Spatial vent opening probability map of Etna volcano (Sicily, Italy)
- First Online:
- Cite this article as:
- Cappello, A., Neri, M., Acocella, V. et al. Bull Volcanol (2012) 74: 2083. doi:10.1007/s00445-012-0647-4
- 444 Downloads
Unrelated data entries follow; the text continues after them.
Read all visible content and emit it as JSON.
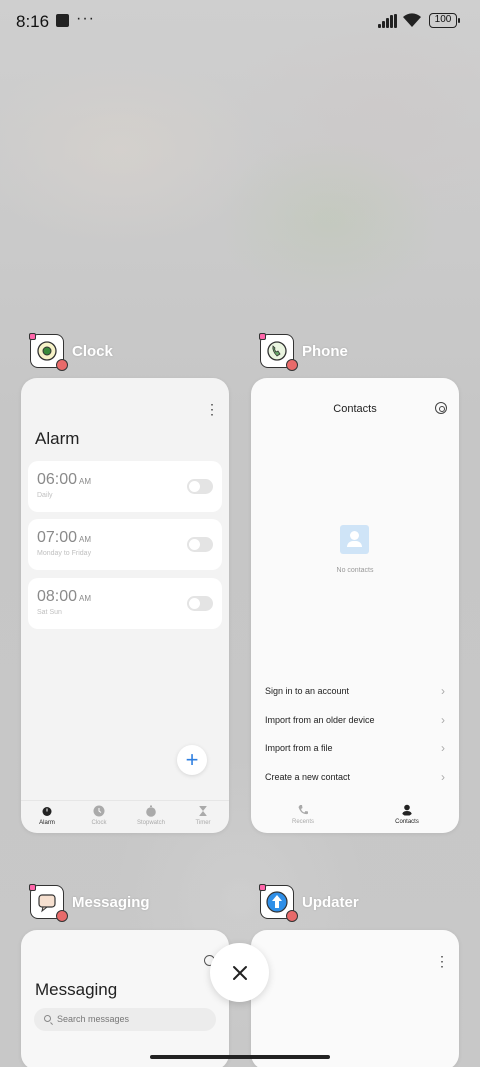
{
  "status_bar": {
    "time": "8:16",
    "more": "···",
    "battery": "100"
  },
  "apps": {
    "clock": {
      "name": "Clock",
      "screen_title": "Alarm",
      "alarms": [
        {
          "time": "06:00",
          "ampm": "AM",
          "repeat": "Daily"
        },
        {
          "time": "07:00",
          "ampm": "AM",
          "repeat": "Monday to Friday"
        },
        {
          "time": "08:00",
          "ampm": "AM",
          "repeat": "Sat Sun"
        }
      ],
      "fab": "+",
      "nav": [
        "Alarm",
        "Clock",
        "Stopwatch",
        "Timer"
      ]
    },
    "phone": {
      "name": "Phone",
      "screen_title": "Contacts",
      "empty_text": "No contacts",
      "options": [
        "Sign in to an account",
        "Import from an older device",
        "Import from a file",
        "Create a new contact"
      ],
      "nav": [
        "Recents",
        "Contacts"
      ]
    },
    "messaging": {
      "name": "Messaging",
      "screen_title": "Messaging",
      "search_placeholder": "Search messages"
    },
    "updater": {
      "name": "Updater"
    }
  },
  "colors": {
    "accent": "#2f7fe0",
    "text": "#222222"
  }
}
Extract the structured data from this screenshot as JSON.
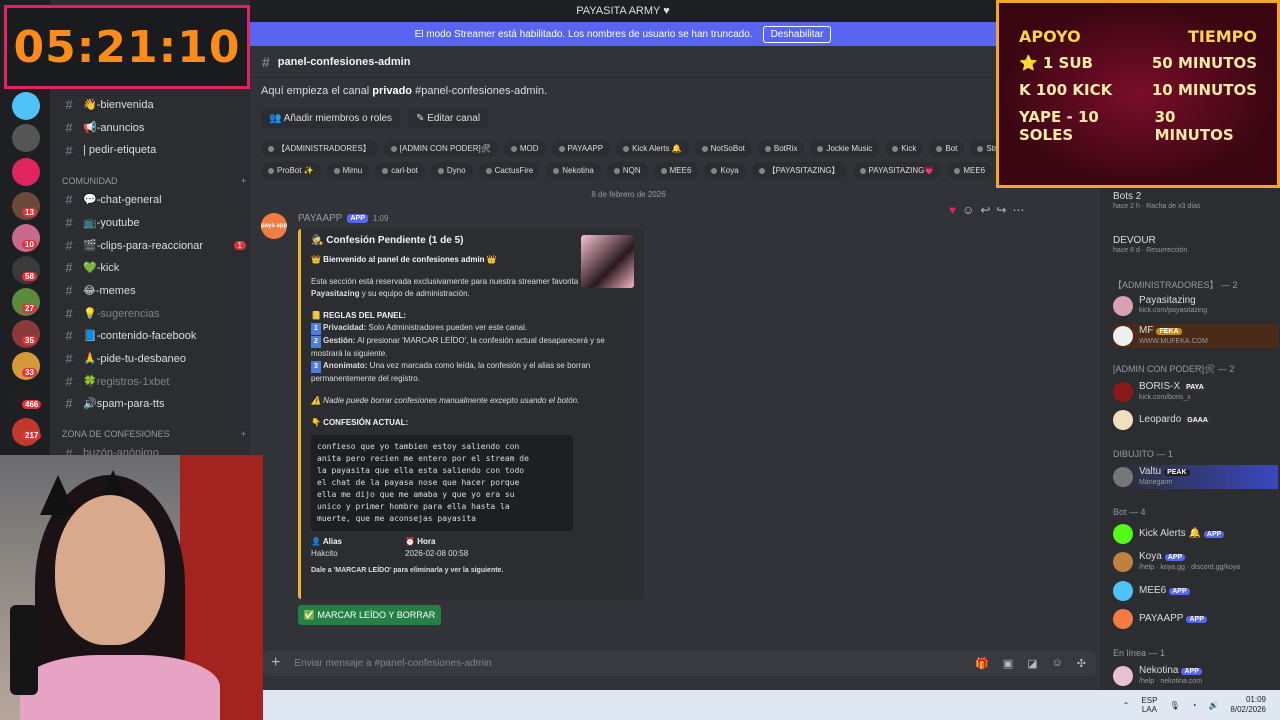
{
  "window": {
    "title": "PAYASITA ARMY ♥"
  },
  "streamer_bar": {
    "text": "El modo Streamer está habilitado. Los nombres de usuario se han truncado.",
    "button": "Deshabilitar"
  },
  "timer": {
    "value": "05:21:10"
  },
  "servers": {
    "badges": [
      "222",
      "2",
      "13",
      "10",
      "58",
      "27",
      "35",
      "33",
      "466",
      "217"
    ]
  },
  "sidebar": {
    "top_items": [
      {
        "label": "👋-bienvenida"
      },
      {
        "label": "📢-anuncios"
      },
      {
        "label": "| pedir-etiqueta"
      }
    ],
    "categories": {
      "comunidad": "COMUNIDAD",
      "zona": "ZONA DE CONFESIONES"
    },
    "comunidad_items": [
      {
        "label": "💬-chat-general",
        "muted": false,
        "unread": ""
      },
      {
        "label": "📺-youtube",
        "muted": false,
        "unread": ""
      },
      {
        "label": "🎬-clips-para-reaccionar",
        "muted": false,
        "unread": "1"
      },
      {
        "label": "💚-kick",
        "muted": false,
        "unread": ""
      },
      {
        "label": "😂-memes",
        "muted": false,
        "unread": ""
      },
      {
        "label": "💡-sugerencias",
        "muted": true,
        "unread": ""
      },
      {
        "label": "📘-contenido-facebook",
        "muted": false,
        "unread": ""
      },
      {
        "label": "🙏-pide-tu-desbaneo",
        "muted": false,
        "unread": ""
      },
      {
        "label": "🍀registros-1xbet",
        "muted": true,
        "unread": ""
      },
      {
        "label": "🔊spam-para-tts",
        "muted": false,
        "unread": ""
      }
    ],
    "zona_items": [
      {
        "label": "buzón-anónimo"
      }
    ]
  },
  "channel": {
    "name": "panel-confesiones-admin",
    "intro_prefix": "Aquí empieza el canal ",
    "intro_bold": "privado",
    "intro_suffix": " #panel-confesiones-admin.",
    "actions": {
      "add_members": "Añadir miembros o roles",
      "edit_channel": "Editar canal"
    }
  },
  "roles_row1": [
    "【ADMINISTRADORES】",
    "[ADMIN CON PODER]🛠",
    "MOD",
    "PAYAAPP",
    "Kick Alerts 🔔",
    "NotSoBot",
    "BotRix",
    "Jockie Music",
    "Kick",
    "Bot",
    "Stream"
  ],
  "roles_row2": [
    "ProBot ✨",
    "Mimu",
    "carl-bot",
    "Dyno",
    "CactusFire",
    "Nekotina",
    "NQN",
    "MEE6",
    "Koya",
    "【PAYASITAZING】",
    "PAYASITAZING💗",
    "MEE6",
    "Koya"
  ],
  "date_separator": "8 de febrero de 2026",
  "message": {
    "author": "PAYAAPP",
    "tag": "APP",
    "time": "1:09",
    "avatar_text": "paya app",
    "embed": {
      "title": "🕵 Confesión Pendiente (1 de 5)",
      "welcome": "👑 Bienvenido al panel de confesiones admin 👑",
      "desc_prefix": "Esta sección está reservada exclusivamente para nuestra streamer favorita ",
      "desc_bold": "la Payasitazing",
      "desc_suffix": " y su equipo de administración.",
      "rules_title": "📒 REGLAS DEL PANEL:",
      "rules": [
        {
          "num": "1",
          "bold": "Privacidad:",
          "text": " Solo Administradores pueden ver este canal."
        },
        {
          "num": "2",
          "bold": "Gestión:",
          "text": " Al presionar 'MARCAR LEÍDO', la confesión actual desaparecerá y se mostrará la siguiente."
        },
        {
          "num": "3",
          "bold": "Anonimato:",
          "text": " Una vez marcada como leída, la confesión y el alias se borran permanentemente del registro."
        }
      ],
      "warning": "⚠️ Nadie puede borrar confesiones manualmente excepto usando el botón.",
      "confession_title": "👇 CONFESIÓN ACTUAL:",
      "confession": "confieso que yo tambien estoy saliendo con\nanita pero recien me entero por el stream de\nla payasita que ella esta saliendo con todo\nel chat de la payasa nose que hacer porque\nella me dijo que me amaba y que yo era su\nunico y primer hombre para ella hasta la\nmuerte, que me aconsejas payasita",
      "alias_label": "👤 Alias",
      "alias_value": "Hakcito",
      "hora_label": "⏰ Hora",
      "hora_value": "2026-02-08 00:58",
      "footer": "Dale a 'MARCAR LEÍDO' para eliminarla y ver la siguiente."
    },
    "button": "✅ MARCAR LEÍDO Y BORRAR"
  },
  "composer": {
    "placeholder": "Enviar mensaje a #panel-confesiones-admin"
  },
  "subs_panel": {
    "headers": [
      "APOYO",
      "TIEMPO"
    ],
    "rows": [
      {
        "left": "⭐ 1 SUB",
        "right": "50 MINUTOS"
      },
      {
        "left": "K 100 KICK",
        "right": "10 MINUTOS"
      },
      {
        "left": "YAPE - 10 SOLES",
        "right": "30 MINUTOS"
      }
    ]
  },
  "members": {
    "top": [
      {
        "name": "Bots 2",
        "sub": "hace 2 h · Racha de x3 días"
      },
      {
        "name": "DEVOUR",
        "sub": "hace 8 d · Resurrección"
      }
    ],
    "groups": [
      {
        "title": "【ADMINISTRADORES】 — 2",
        "items": [
          {
            "name": "Payasitazing",
            "sub": "kick.com/payasitazing",
            "tag": ""
          },
          {
            "name": "MF",
            "sub": "WWW.MUFEKA.COM",
            "tag": "FEKA"
          }
        ]
      },
      {
        "title": "[ADMIN CON PODER]🛠 — 2",
        "items": [
          {
            "name": "BORIS-X",
            "sub": "kick.com/boris_x",
            "tag": "PAYA"
          },
          {
            "name": "Leopardo",
            "sub": "",
            "tag": "GAAA"
          }
        ]
      },
      {
        "title": "DIBUJITO — 1",
        "items": [
          {
            "name": "Valtu",
            "sub": "Mánegarm",
            "tag": "PEAK"
          }
        ]
      },
      {
        "title": "Bot — 4",
        "items": [
          {
            "name": "Kick Alerts 🔔",
            "sub": "",
            "tag": "APP"
          },
          {
            "name": "Koya",
            "sub": "/help · koya.gg · discord.gg/koya",
            "tag": "APP"
          },
          {
            "name": "MEE6",
            "sub": "",
            "tag": "APP"
          },
          {
            "name": "PAYAAPP",
            "sub": "",
            "tag": "APP"
          }
        ]
      },
      {
        "title": "En línea — 1",
        "items": [
          {
            "name": "Nekotina",
            "sub": "/help · nekotina.com",
            "tag": "APP"
          }
        ]
      }
    ]
  },
  "taskbar": {
    "lang1": "ESP",
    "lang2": "LAA",
    "time": "01:09",
    "date": "8/02/2026"
  },
  "colors": {
    "accent": "#5865f2",
    "embed_border": "#f0b232",
    "button_green": "#248046",
    "timer_border": "#e0245e",
    "timer_text": "#ff8c1a"
  }
}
We produce a spatial probability map of vent opening (susceptibility map) at Etna, using a statistical analysis of structural features of flank eruptions of the last 2 ky. We exploit a detailed knowledge of the volcano structures, including the modalities of shallow magma transfer deriving from dike and dike-fed fissure eruptions analysis on historical eruptions. Assuming the location of future vents will have the same causal factors as the past eruptions, we converted the geological and structural data in distinct and weighted probability density functions, which were included in a non-homogeneous Poisson process to obtain the susceptibility map. The highest probability of new eruptive vents opening falls within a N-S aligned area passing through the Summit Craters down to about 2,000 m a.s.l. on the southern flank. Other zones of high probability follow the North-East, East-North-East, West, and South Rifts, the latter reaching low altitudes (∼400 m). Less susceptible areas are found around the faults cutting the upper portions of Etna, including the western portion of the Pernicana fault and the northern extent of the Ragalna fault. This structural-based susceptibility map is a crucial step in forecasting lava flow hazards at Etna, providing a support tool for decision makers.